● Required work: The job is to output each record again, character for character.

== Segment start ==

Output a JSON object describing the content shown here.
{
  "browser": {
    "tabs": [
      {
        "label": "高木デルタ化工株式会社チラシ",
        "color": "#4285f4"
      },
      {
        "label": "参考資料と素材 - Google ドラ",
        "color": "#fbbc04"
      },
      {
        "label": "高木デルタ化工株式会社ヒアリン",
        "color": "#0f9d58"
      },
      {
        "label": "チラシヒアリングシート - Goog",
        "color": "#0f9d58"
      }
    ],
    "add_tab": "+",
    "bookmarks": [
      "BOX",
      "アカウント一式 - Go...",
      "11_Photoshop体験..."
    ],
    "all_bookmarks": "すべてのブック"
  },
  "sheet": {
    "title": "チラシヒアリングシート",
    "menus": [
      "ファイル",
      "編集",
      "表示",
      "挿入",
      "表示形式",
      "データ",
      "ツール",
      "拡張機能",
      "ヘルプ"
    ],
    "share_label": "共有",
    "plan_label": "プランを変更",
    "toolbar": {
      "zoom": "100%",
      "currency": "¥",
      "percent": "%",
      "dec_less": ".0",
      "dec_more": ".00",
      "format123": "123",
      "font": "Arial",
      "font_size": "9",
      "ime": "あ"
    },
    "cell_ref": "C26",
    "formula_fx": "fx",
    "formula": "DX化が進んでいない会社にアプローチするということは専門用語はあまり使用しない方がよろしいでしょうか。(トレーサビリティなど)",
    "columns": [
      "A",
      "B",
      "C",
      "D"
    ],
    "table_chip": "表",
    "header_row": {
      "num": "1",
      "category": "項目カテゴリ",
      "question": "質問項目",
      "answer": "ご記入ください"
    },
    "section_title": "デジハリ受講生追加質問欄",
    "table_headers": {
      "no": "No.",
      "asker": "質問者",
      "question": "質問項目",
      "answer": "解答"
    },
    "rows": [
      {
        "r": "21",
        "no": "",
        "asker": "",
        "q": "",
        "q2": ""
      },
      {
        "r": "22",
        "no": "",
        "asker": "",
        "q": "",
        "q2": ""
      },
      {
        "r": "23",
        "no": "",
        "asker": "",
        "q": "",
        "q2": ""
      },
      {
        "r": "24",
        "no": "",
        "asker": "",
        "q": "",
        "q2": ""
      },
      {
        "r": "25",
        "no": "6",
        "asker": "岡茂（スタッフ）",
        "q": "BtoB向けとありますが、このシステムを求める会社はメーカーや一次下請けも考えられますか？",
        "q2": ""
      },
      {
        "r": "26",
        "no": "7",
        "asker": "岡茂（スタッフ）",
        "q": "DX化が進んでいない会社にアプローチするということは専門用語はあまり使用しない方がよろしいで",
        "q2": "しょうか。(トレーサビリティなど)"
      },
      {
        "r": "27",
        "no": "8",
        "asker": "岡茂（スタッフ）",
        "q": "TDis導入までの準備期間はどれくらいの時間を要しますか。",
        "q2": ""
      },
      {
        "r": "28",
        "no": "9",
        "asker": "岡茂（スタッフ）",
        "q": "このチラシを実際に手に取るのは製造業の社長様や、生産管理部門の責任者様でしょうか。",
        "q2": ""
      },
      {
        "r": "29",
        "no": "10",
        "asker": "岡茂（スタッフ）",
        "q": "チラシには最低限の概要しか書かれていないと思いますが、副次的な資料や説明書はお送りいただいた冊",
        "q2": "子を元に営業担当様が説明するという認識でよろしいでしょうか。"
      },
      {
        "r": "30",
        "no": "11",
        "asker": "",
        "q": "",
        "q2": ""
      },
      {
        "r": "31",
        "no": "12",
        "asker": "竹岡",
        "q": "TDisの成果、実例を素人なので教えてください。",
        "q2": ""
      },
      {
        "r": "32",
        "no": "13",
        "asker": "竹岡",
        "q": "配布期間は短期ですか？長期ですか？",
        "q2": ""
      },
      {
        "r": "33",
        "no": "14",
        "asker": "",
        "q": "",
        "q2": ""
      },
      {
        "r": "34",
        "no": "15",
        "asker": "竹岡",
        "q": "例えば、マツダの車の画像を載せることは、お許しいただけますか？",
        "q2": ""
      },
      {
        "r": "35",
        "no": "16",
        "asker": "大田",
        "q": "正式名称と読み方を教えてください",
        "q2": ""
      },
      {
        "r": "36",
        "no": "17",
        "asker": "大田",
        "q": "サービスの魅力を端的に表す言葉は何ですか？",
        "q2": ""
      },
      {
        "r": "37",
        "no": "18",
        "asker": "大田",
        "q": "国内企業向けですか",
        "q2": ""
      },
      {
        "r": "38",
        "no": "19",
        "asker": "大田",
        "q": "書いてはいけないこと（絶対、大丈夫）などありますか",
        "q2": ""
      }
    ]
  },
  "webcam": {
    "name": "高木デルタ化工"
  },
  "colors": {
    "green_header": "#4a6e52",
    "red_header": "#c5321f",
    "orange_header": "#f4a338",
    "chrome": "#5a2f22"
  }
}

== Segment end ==

● Answer to this problem:
Output a JSON object describing the content shown here.
{
  "browser": {
    "tabs": [
      {
        "label": "高木デルタ化工株式会社チラシ",
        "color": "#4285f4"
      },
      {
        "label": "参考資料と素材 - Google ドラ",
        "color": "#fbbc04"
      },
      {
        "label": "高木デルタ化工株式会社ヒアリン",
        "color": "#0f9d58"
      },
      {
        "label": "チラシヒアリングシート - Goog",
        "color": "#0f9d58"
      }
    ],
    "add_tab": "+",
    "bookmarks": [
      "BOX",
      "アカウント一式 - Go...",
      "11_Photoshop体験..."
    ],
    "all_bookmarks": "すべてのブック"
  },
  "sheet": {
    "title": "チラシヒアリングシート",
    "menus": [
      "ファイル",
      "編集",
      "表示",
      "挿入",
      "表示形式",
      "データ",
      "ツール",
      "拡張機能",
      "ヘルプ"
    ],
    "share_label": "共有",
    "plan_label": "プランを変更",
    "toolbar": {
      "zoom": "100%",
      "currency": "¥",
      "percent": "%",
      "dec_less": ".0",
      "dec_more": ".00",
      "format123": "123",
      "font": "Arial",
      "font_size": "9",
      "ime": "あ"
    },
    "cell_ref": "C26",
    "formula_fx": "fx",
    "formula": "DX化が進んでいない会社にアプローチするということは専門用語はあまり使用しない方がよろしいでしょうか。(トレーサビリティなど)",
    "columns": [
      "A",
      "B",
      "C",
      "D"
    ],
    "table_chip": "表",
    "header_row": {
      "num": "1",
      "category": "項目カテゴリ",
      "question": "質問項目",
      "answer": "ご記入ください"
    },
    "section_title": "デジハリ受講生追加質問欄",
    "table_headers": {
      "no": "No.",
      "asker": "質問者",
      "question": "質問項目",
      "answer": "解答"
    },
    "rows": [
      {
        "r": "21",
        "no": "",
        "asker": "",
        "q": "",
        "q2": ""
      },
      {
        "r": "22",
        "no": "",
        "asker": "",
        "q": "",
        "q2": ""
      },
      {
        "r": "23",
        "no": "",
        "asker": "",
        "q": "",
        "q2": ""
      },
      {
        "r": "24",
        "no": "",
        "asker": "",
        "q": "",
        "q2": ""
      },
      {
        "r": "25",
        "no": "6",
        "asker": "岡茂（スタッフ）",
        "q": "BtoB向けとありますが、このシステムを求める会社はメーカーや一次下請けも考えられますか？",
        "q2": ""
      },
      {
        "r": "26",
        "no": "7",
        "asker": "岡茂（スタッフ）",
        "q": "DX化が進んでいない会社にアプローチするということは専門用語はあまり使用しない方がよろしいで",
        "q2": "しょうか。(トレーサビリティなど)"
      },
      {
        "r": "27",
        "no": "8",
        "asker": "岡茂（スタッフ）",
        "q": "TDis導入までの準備期間はどれくらいの時間を要しますか。",
        "q2": ""
      },
      {
        "r": "28",
        "no": "9",
        "asker": "岡茂（スタッフ）",
        "q": "このチラシを実際に手に取るのは製造業の社長様や、生産管理部門の責任者様でしょうか。",
        "q2": ""
      },
      {
        "r": "29",
        "no": "10",
        "asker": "岡茂（スタッフ）",
        "q": "チラシには最低限の概要しか書かれていないと思いますが、副次的な資料や説明書はお送りいただいた冊",
        "q2": "子を元に営業担当様が説明するという認識でよろしいでしょうか。"
      },
      {
        "r": "30",
        "no": "11",
        "asker": "",
        "q": "",
        "q2": ""
      },
      {
        "r": "31",
        "no": "12",
        "asker": "竹岡",
        "q": "TDisの成果、実例を素人なので教えてください。",
        "q2": ""
      },
      {
        "r": "32",
        "no": "13",
        "asker": "竹岡",
        "q": "配布期間は短期ですか？長期ですか？",
        "q2": ""
      },
      {
        "r": "33",
        "no": "14",
        "asker": "",
        "q": "",
        "q2": ""
      },
      {
        "r": "34",
        "no": "15",
        "asker": "竹岡",
        "q": "例えば、マツダの車の画像を載せることは、お許しいただけますか？",
        "q2": ""
      },
      {
        "r": "35",
        "no": "16",
        "asker": "大田",
        "q": "正式名称と読み方を教えてください",
        "q2": ""
      },
      {
        "r": "36",
        "no": "17",
        "asker": "大田",
        "q": "サービスの魅力を端的に表す言葉は何ですか？",
        "q2": ""
      },
      {
        "r": "37",
        "no": "18",
        "asker": "大田",
        "q": "国内企業向けですか",
        "q2": ""
      },
      {
        "r": "38",
        "no": "19",
        "asker": "大田",
        "q": "書いてはいけないこと（絶対、大丈夫）などありますか",
        "q2": ""
      }
    ]
  },
  "webcam": {
    "name": "高木デルタ化工"
  },
  "colors": {
    "green_header": "#4a6e52",
    "red_header": "#c5321f",
    "orange_header": "#f4a338",
    "chrome": "#5a2f22"
  }
}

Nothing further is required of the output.